[Opening Records section]

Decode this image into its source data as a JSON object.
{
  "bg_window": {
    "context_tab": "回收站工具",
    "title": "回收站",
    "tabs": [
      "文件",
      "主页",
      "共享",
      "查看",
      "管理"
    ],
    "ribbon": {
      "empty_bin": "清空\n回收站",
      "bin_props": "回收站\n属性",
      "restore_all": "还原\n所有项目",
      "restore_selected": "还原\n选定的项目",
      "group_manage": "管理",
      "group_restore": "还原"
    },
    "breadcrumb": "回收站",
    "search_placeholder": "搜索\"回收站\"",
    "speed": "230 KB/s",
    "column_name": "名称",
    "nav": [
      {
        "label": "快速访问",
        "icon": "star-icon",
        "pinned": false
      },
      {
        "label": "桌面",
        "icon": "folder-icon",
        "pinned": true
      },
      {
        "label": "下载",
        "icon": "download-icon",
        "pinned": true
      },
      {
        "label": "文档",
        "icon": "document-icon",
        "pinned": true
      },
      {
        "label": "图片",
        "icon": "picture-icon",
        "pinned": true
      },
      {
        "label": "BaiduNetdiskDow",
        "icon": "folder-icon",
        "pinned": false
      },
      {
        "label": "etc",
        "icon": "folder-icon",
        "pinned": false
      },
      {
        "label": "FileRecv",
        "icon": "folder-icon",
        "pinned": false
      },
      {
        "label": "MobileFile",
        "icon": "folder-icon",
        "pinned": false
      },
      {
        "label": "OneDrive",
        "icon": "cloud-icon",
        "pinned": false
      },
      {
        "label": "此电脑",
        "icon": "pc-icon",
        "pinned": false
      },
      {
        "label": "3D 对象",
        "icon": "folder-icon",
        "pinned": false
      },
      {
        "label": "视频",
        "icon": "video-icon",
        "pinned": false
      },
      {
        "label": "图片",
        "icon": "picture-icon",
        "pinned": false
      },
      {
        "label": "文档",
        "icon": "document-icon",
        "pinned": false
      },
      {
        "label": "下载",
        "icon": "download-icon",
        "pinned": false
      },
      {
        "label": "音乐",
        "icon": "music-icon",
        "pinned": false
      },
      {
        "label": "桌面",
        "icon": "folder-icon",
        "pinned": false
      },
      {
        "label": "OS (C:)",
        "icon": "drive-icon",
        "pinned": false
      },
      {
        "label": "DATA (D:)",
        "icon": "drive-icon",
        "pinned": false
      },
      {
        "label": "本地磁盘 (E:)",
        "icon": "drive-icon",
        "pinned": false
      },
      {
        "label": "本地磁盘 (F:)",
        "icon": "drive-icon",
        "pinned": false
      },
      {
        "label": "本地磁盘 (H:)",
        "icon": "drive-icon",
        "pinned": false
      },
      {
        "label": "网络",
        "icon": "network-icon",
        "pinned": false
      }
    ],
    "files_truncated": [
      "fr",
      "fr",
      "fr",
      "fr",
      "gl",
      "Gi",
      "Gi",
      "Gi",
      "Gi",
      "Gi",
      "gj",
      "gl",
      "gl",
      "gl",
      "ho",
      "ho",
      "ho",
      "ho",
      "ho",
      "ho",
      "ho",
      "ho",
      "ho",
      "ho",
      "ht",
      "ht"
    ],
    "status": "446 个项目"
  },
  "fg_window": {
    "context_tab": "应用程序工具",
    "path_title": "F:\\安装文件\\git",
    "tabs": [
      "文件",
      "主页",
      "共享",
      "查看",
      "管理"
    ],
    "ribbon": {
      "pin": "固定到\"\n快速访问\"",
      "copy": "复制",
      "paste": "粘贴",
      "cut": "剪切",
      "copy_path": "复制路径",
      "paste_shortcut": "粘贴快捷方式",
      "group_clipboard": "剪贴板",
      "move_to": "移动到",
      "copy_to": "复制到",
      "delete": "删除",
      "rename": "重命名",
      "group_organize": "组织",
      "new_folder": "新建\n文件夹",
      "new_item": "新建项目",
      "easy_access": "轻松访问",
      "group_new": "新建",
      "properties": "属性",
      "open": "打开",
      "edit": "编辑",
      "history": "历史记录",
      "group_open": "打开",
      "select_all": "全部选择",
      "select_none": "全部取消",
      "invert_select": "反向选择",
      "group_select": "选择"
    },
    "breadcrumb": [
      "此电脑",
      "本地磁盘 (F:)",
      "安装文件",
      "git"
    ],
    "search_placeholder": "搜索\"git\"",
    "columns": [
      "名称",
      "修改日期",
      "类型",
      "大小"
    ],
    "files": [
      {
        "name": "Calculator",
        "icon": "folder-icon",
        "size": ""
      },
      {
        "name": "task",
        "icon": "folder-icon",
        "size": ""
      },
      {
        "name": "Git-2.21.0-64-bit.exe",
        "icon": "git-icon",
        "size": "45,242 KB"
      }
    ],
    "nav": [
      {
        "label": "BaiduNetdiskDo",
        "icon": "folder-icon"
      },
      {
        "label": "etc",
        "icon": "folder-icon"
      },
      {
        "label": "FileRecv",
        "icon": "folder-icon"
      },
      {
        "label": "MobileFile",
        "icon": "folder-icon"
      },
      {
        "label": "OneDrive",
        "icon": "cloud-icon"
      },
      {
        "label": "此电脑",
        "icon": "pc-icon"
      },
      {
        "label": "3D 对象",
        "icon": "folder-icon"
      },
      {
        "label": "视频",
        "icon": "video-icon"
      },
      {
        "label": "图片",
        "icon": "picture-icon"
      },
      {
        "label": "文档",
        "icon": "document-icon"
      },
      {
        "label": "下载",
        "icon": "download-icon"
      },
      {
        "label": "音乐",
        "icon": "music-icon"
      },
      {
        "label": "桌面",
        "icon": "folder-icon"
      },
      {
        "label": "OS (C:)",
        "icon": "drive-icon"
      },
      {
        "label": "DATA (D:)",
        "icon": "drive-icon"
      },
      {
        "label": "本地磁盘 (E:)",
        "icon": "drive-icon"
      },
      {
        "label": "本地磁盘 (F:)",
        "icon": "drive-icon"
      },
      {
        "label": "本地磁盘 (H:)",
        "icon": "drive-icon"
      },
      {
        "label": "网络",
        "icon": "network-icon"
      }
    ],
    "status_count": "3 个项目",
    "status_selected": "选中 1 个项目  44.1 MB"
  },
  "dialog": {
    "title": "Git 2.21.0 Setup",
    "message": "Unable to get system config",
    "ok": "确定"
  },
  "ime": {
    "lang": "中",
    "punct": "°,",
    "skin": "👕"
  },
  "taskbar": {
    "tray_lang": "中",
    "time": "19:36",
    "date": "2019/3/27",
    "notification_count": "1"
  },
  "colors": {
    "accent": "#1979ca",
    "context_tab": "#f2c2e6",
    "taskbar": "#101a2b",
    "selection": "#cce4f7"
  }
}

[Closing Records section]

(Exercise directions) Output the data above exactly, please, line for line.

(Your response)
Decode this image into its source data as a JSON object.
{
  "bg_window": {
    "context_tab": "回收站工具",
    "title": "回收站",
    "tabs": [
      "文件",
      "主页",
      "共享",
      "查看",
      "管理"
    ],
    "ribbon": {
      "empty_bin": "清空\n回收站",
      "bin_props": "回收站\n属性",
      "restore_all": "还原\n所有项目",
      "restore_selected": "还原\n选定的项目",
      "group_manage": "管理",
      "group_restore": "还原"
    },
    "breadcrumb": "回收站",
    "search_placeholder": "搜索\"回收站\"",
    "speed": "230 KB/s",
    "column_name": "名称",
    "nav": [
      {
        "label": "快速访问",
        "icon": "star-icon",
        "pinned": false
      },
      {
        "label": "桌面",
        "icon": "folder-icon",
        "pinned": true
      },
      {
        "label": "下载",
        "icon": "download-icon",
        "pinned": true
      },
      {
        "label": "文档",
        "icon": "document-icon",
        "pinned": true
      },
      {
        "label": "图片",
        "icon": "picture-icon",
        "pinned": true
      },
      {
        "label": "BaiduNetdiskDow",
        "icon": "folder-icon",
        "pinned": false
      },
      {
        "label": "etc",
        "icon": "folder-icon",
        "pinned": false
      },
      {
        "label": "FileRecv",
        "icon": "folder-icon",
        "pinned": false
      },
      {
        "label": "MobileFile",
        "icon": "folder-icon",
        "pinned": false
      },
      {
        "label": "OneDrive",
        "icon": "cloud-icon",
        "pinned": false
      },
      {
        "label": "此电脑",
        "icon": "pc-icon",
        "pinned": false
      },
      {
        "label": "3D 对象",
        "icon": "folder-icon",
        "pinned": false
      },
      {
        "label": "视频",
        "icon": "video-icon",
        "pinned": false
      },
      {
        "label": "图片",
        "icon": "picture-icon",
        "pinned": false
      },
      {
        "label": "文档",
        "icon": "document-icon",
        "pinned": false
      },
      {
        "label": "下载",
        "icon": "download-icon",
        "pinned": false
      },
      {
        "label": "音乐",
        "icon": "music-icon",
        "pinned": false
      },
      {
        "label": "桌面",
        "icon": "folder-icon",
        "pinned": false
      },
      {
        "label": "OS (C:)",
        "icon": "drive-icon",
        "pinned": false
      },
      {
        "label": "DATA (D:)",
        "icon": "drive-icon",
        "pinned": false
      },
      {
        "label": "本地磁盘 (E:)",
        "icon": "drive-icon",
        "pinned": false
      },
      {
        "label": "本地磁盘 (F:)",
        "icon": "drive-icon",
        "pinned": false
      },
      {
        "label": "本地磁盘 (H:)",
        "icon": "drive-icon",
        "pinned": false
      },
      {
        "label": "网络",
        "icon": "network-icon",
        "pinned": false
      }
    ],
    "files_truncated": [
      "fr",
      "fr",
      "fr",
      "fr",
      "gl",
      "Gi",
      "Gi",
      "Gi",
      "Gi",
      "Gi",
      "gj",
      "gl",
      "gl",
      "gl",
      "ho",
      "ho",
      "ho",
      "ho",
      "ho",
      "ho",
      "ho",
      "ho",
      "ho",
      "ho",
      "ht",
      "ht"
    ],
    "status": "446 个项目"
  },
  "fg_window": {
    "context_tab": "应用程序工具",
    "path_title": "F:\\安装文件\\git",
    "tabs": [
      "文件",
      "主页",
      "共享",
      "查看",
      "管理"
    ],
    "ribbon": {
      "pin": "固定到\"\n快速访问\"",
      "copy": "复制",
      "paste": "粘贴",
      "cut": "剪切",
      "copy_path": "复制路径",
      "paste_shortcut": "粘贴快捷方式",
      "group_clipboard": "剪贴板",
      "move_to": "移动到",
      "copy_to": "复制到",
      "delete": "删除",
      "rename": "重命名",
      "group_organize": "组织",
      "new_folder": "新建\n文件夹",
      "new_item": "新建项目",
      "easy_access": "轻松访问",
      "group_new": "新建",
      "properties": "属性",
      "open": "打开",
      "edit": "编辑",
      "history": "历史记录",
      "group_open": "打开",
      "select_all": "全部选择",
      "select_none": "全部取消",
      "invert_select": "反向选择",
      "group_select": "选择"
    },
    "breadcrumb": [
      "此电脑",
      "本地磁盘 (F:)",
      "安装文件",
      "git"
    ],
    "search_placeholder": "搜索\"git\"",
    "columns": [
      "名称",
      "修改日期",
      "类型",
      "大小"
    ],
    "files": [
      {
        "name": "Calculator",
        "icon": "folder-icon",
        "size": ""
      },
      {
        "name": "task",
        "icon": "folder-icon",
        "size": ""
      },
      {
        "name": "Git-2.21.0-64-bit.exe",
        "icon": "git-icon",
        "size": "45,242 KB"
      }
    ],
    "nav": [
      {
        "label": "BaiduNetdiskDo",
        "icon": "folder-icon"
      },
      {
        "label": "etc",
        "icon": "folder-icon"
      },
      {
        "label": "FileRecv",
        "icon": "folder-icon"
      },
      {
        "label": "MobileFile",
        "icon": "folder-icon"
      },
      {
        "label": "OneDrive",
        "icon": "cloud-icon"
      },
      {
        "label": "此电脑",
        "icon": "pc-icon"
      },
      {
        "label": "3D 对象",
        "icon": "folder-icon"
      },
      {
        "label": "视频",
        "icon": "video-icon"
      },
      {
        "label": "图片",
        "icon": "picture-icon"
      },
      {
        "label": "文档",
        "icon": "document-icon"
      },
      {
        "label": "下载",
        "icon": "download-icon"
      },
      {
        "label": "音乐",
        "icon": "music-icon"
      },
      {
        "label": "桌面",
        "icon": "folder-icon"
      },
      {
        "label": "OS (C:)",
        "icon": "drive-icon"
      },
      {
        "label": "DATA (D:)",
        "icon": "drive-icon"
      },
      {
        "label": "本地磁盘 (E:)",
        "icon": "drive-icon"
      },
      {
        "label": "本地磁盘 (F:)",
        "icon": "drive-icon"
      },
      {
        "label": "本地磁盘 (H:)",
        "icon": "drive-icon"
      },
      {
        "label": "网络",
        "icon": "network-icon"
      }
    ],
    "status_count": "3 个项目",
    "status_selected": "选中 1 个项目  44.1 MB"
  },
  "dialog": {
    "title": "Git 2.21.0 Setup",
    "message": "Unable to get system config",
    "ok": "确定"
  },
  "ime": {
    "lang": "中",
    "punct": "°,",
    "skin": "👕"
  },
  "taskbar": {
    "tray_lang": "中",
    "time": "19:36",
    "date": "2019/3/27",
    "notification_count": "1"
  },
  "colors": {
    "accent": "#1979ca",
    "context_tab": "#f2c2e6",
    "taskbar": "#101a2b",
    "selection": "#cce4f7"
  }
}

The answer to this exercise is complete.